*Listed entries:*
--------------------------------------------------
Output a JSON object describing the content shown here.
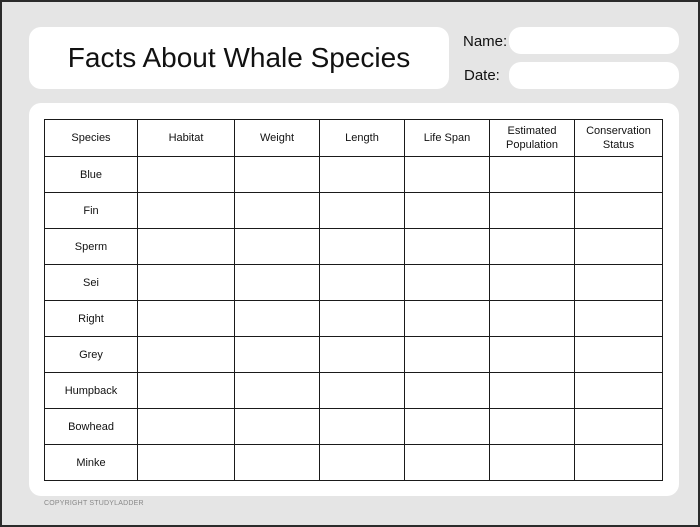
{
  "worksheet": {
    "title": "Facts About Whale Species",
    "name_label": "Name:",
    "date_label": "Date:",
    "copyright": "COPYRIGHT STUDYLADDER"
  },
  "table": {
    "headers": [
      "Species",
      "Habitat",
      "Weight",
      "Length",
      "Life Span",
      "Estimated Population",
      "Conservation Status"
    ],
    "rows": [
      "Blue",
      "Fin",
      "Sperm",
      "Sei",
      "Right",
      "Grey",
      "Humpback",
      "Bowhead",
      "Minke"
    ]
  }
}
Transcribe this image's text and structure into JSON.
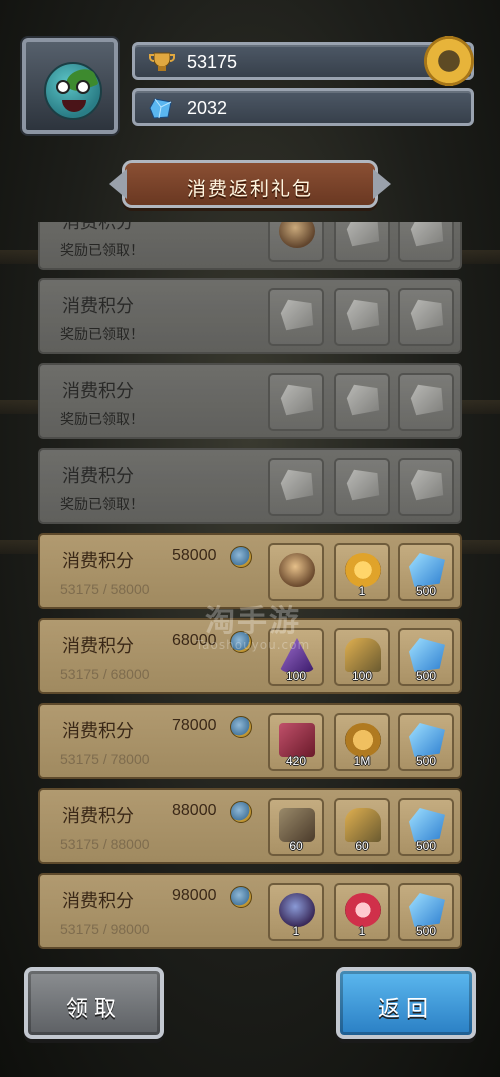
{
  "top": {
    "gold": "53175",
    "gems": "2032"
  },
  "banner": {
    "title": "消费返利礼包"
  },
  "list": {
    "rows": [
      {
        "name": "消费积分",
        "status": "奖励已领取！",
        "claimed": true,
        "items": [
          {
            "icon": "hero-icon",
            "count": ""
          },
          {
            "icon": "badge-icon",
            "count": ""
          },
          {
            "icon": "gem-icon",
            "count": ""
          }
        ]
      },
      {
        "name": "消费积分",
        "status": "奖励已领取！",
        "claimed": true,
        "items": [
          {
            "icon": "weapon-icon",
            "count": ""
          },
          {
            "icon": "tool-icon",
            "count": ""
          },
          {
            "icon": "gem-icon",
            "count": ""
          }
        ]
      },
      {
        "name": "消费积分",
        "status": "奖励已领取！",
        "claimed": true,
        "items": [
          {
            "icon": "hero-icon",
            "count": ""
          },
          {
            "icon": "badge-icon",
            "count": ""
          },
          {
            "icon": "gem-icon",
            "count": ""
          }
        ]
      },
      {
        "name": "消费积分",
        "status": "奖励已领取！",
        "claimed": true,
        "items": [
          {
            "icon": "tool-icon",
            "count": ""
          },
          {
            "icon": "wizard-hat-icon",
            "count": ""
          },
          {
            "icon": "gem-icon",
            "count": ""
          }
        ]
      },
      {
        "name": "消费积分",
        "points": "58000",
        "progress": "53175 / 58000",
        "claimed": false,
        "items": [
          {
            "icon": "hero-icon",
            "count": ""
          },
          {
            "icon": "fire-badge-icon",
            "count": "1"
          },
          {
            "icon": "gem-icon",
            "count": "500"
          }
        ]
      },
      {
        "name": "消费积分",
        "points": "68000",
        "progress": "53175 / 68000",
        "claimed": false,
        "items": [
          {
            "icon": "wizard-hat-icon",
            "count": "100"
          },
          {
            "icon": "helmet-icon",
            "count": "100"
          },
          {
            "icon": "gem-icon",
            "count": "500"
          }
        ]
      },
      {
        "name": "消费积分",
        "points": "78000",
        "progress": "53175 / 78000",
        "claimed": false,
        "items": [
          {
            "icon": "book-icon",
            "count": "420"
          },
          {
            "icon": "gold-coin-icon",
            "count": "1M"
          },
          {
            "icon": "gem-icon",
            "count": "500"
          }
        ]
      },
      {
        "name": "消费积分",
        "points": "88000",
        "progress": "53175 / 88000",
        "claimed": false,
        "items": [
          {
            "icon": "tool-icon",
            "count": "60"
          },
          {
            "icon": "helmet-icon",
            "count": "60"
          },
          {
            "icon": "gem-icon",
            "count": "500"
          }
        ]
      },
      {
        "name": "消费积分",
        "points": "98000",
        "progress": "53175 / 98000",
        "claimed": false,
        "items": [
          {
            "icon": "hero-icon",
            "count": "1"
          },
          {
            "icon": "red-badge-icon",
            "count": "1"
          },
          {
            "icon": "gem-icon",
            "count": "500"
          }
        ]
      }
    ]
  },
  "buttons": {
    "claim": "领取",
    "back": "返回"
  },
  "watermark": {
    "main": "淘手游",
    "sub": "Taoshouyou.com"
  }
}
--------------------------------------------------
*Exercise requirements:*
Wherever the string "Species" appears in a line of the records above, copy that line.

*Task output:*
    "title": "Facts About Whale Species",
      "Species",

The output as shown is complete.